Combining MVC with Existing Web Services

I like the idea behind WebServices, but the hassle of creating SOAP envelopes and modifying headers makes them difficult to use in places other than .NET applications. Being able to create a MVC Controller that automatically maps to an existing WebService would make it easier to use the same functionality, but all from a standard HTTP call.

Anonymous Types (Sorta MVC related…)

If you’ve worked with Anonymous Types in MVC then you’ve probably noticed that you can’t just pass them into your view and expect them to be available. Personally, recommend creating a unique class for anything that you’re passing into a view – but if you’re looking for something that you can use in a hurry, then this Anonymous Type wrapper class might come in handy. Just pass in an anonymous type and the class does the rest!

You can change values, assign new methods — basically you have a little bit of dynamic programming goodness all wrapped into a single .NET class!

Written by hugoware

October 5, 2009 at 7:30 pm

Outlook Web Access via iPhone

with 14 comments

You may have seen my post a little while back about how I was starting to do some iPhone development for my job. For the most part the app is nothing more than a nice pretty front end to a handful of Web Services (hint: last blog post was along the same lines)

In any case, I’d rather my first attempt at iPhone development be a throw away project since I’m going to probably going to have to start over several times.

Learning Through Development

Whenever I offer up advice to a new programmer on what is the best way to learn programming I always say – “write a program that does something you want — you’ll learn a lot along the way and have motivation to finish it.”. Learning Objective-C was no exception for me.

Even though we use Exchange for our e-mail server at work, we don’t have the “Active Sync” enabled so you can’t link up with the iPhone through the built in e-mail application. So, instead, I decided to go a different route — use the existing Outlook Web Access and parse the HTML.

Picture 1

So with a couple of nice Regular Expressions and some HTTP calls we have a nice clean display of all the e-mails in my mailbox. Yep, that’s right — screen scraping via HTML… a little cheesy, but not bad since it works even if Exchange isn’t configured to allow it!

This was a perfect example of writing an application that met my need and allowed me to learn a new language at the same time… of course I’m not suggesting that I’m an Objective C expert or anything but at least now I can ditch my BlackBerry! 🙂

Hey, Who Puked On My Screen… Oh Wait, That’s Objective C

I’m definitely a spoiled programmer. Using .NET and C#/VB has definitely shielded me from some ugly languages out there. Objective-C is the kind of stuff that makes babies cry.

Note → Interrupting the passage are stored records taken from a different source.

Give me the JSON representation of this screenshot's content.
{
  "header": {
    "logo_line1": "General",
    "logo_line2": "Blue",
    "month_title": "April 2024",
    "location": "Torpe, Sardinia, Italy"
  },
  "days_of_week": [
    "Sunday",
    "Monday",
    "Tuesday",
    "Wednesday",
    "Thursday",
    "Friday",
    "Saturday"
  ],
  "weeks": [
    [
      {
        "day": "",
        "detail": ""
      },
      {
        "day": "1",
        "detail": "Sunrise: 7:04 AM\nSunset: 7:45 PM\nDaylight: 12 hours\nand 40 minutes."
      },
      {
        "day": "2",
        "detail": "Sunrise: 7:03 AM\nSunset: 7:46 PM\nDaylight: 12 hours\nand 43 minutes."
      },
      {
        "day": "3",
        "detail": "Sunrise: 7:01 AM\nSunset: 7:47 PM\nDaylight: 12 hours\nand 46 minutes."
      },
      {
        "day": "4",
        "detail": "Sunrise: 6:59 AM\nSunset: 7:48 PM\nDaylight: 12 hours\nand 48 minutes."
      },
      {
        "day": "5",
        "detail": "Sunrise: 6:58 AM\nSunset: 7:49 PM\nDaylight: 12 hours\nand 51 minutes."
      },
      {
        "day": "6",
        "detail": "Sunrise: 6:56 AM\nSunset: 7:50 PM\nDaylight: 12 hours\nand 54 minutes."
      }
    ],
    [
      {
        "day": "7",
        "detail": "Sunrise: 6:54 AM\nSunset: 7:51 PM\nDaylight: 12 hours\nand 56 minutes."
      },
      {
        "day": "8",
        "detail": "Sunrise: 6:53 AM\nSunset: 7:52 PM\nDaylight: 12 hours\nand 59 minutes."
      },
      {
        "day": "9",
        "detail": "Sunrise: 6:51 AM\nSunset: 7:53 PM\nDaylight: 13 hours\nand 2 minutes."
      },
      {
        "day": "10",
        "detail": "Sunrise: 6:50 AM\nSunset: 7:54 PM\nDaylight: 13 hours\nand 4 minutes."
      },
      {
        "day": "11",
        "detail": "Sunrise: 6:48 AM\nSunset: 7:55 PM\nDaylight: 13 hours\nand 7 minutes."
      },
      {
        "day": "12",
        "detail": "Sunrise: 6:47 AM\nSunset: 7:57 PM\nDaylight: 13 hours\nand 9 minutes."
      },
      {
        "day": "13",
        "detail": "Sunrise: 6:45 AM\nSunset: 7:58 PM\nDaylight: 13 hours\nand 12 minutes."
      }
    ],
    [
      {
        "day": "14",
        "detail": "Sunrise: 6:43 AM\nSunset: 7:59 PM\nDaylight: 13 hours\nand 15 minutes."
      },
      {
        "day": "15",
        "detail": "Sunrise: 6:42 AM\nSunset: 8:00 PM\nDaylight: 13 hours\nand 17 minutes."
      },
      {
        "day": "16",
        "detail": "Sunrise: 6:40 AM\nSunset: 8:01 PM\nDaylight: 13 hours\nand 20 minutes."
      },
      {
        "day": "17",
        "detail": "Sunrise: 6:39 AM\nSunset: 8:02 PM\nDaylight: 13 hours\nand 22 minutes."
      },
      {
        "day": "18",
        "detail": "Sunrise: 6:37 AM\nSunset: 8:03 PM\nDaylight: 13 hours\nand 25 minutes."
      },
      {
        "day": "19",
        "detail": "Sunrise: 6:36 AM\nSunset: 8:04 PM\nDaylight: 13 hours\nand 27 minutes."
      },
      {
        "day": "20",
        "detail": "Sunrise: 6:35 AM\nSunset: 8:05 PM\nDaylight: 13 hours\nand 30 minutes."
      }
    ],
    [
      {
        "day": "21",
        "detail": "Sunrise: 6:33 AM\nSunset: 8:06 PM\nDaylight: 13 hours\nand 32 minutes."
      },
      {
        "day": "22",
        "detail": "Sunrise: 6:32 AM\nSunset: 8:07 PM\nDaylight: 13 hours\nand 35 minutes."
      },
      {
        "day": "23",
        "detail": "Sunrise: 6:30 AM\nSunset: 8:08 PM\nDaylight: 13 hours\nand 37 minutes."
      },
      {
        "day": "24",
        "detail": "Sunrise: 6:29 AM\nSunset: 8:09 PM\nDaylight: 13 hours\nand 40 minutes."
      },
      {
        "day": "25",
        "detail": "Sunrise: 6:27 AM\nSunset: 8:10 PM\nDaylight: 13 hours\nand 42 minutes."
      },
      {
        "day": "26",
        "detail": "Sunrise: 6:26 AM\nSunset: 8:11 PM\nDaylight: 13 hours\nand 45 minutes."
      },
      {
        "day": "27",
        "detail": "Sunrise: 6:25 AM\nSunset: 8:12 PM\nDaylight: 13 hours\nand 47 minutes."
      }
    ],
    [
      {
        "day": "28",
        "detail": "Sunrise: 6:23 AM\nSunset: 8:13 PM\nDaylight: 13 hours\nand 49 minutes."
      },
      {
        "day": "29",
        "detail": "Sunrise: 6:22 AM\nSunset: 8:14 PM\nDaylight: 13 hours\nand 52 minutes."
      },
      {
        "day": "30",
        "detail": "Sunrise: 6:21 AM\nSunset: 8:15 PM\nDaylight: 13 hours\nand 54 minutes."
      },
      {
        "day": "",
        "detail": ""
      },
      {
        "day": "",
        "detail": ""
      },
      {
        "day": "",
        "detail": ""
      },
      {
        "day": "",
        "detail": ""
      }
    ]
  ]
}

Developing iPhone is WAY different that anything that you have ever done in .NET. You’re adding all sorts of weird things like IBOutlet and IBAction so you can link them around all over the place — it is definitely a new experience. I’m going to have to write a ‘C# Developers Guide To iPhone Development’ to maybe save some other poor guy a lot of grief.

Still a .NET Guy

Getting into new languages and technologies on different platforms is always a good idea. You gain added perspective while increasing your skill sets (not to mention you look better on paper for your next job). Even if you don’t want to buy a Mac and play with the iPhone you can always tinker with a myriad of other languages on any number of free operating systems — Go do it!!

Don’t think that I’m converting – If anything using a Mac this much has solidified why I’m still die-hard Windows/ASP.NET/PC…

…But then again… MonoDevelop for Mac is looking kinda slick…

Written by hugoware

October 1, 2009 at 7:54 pm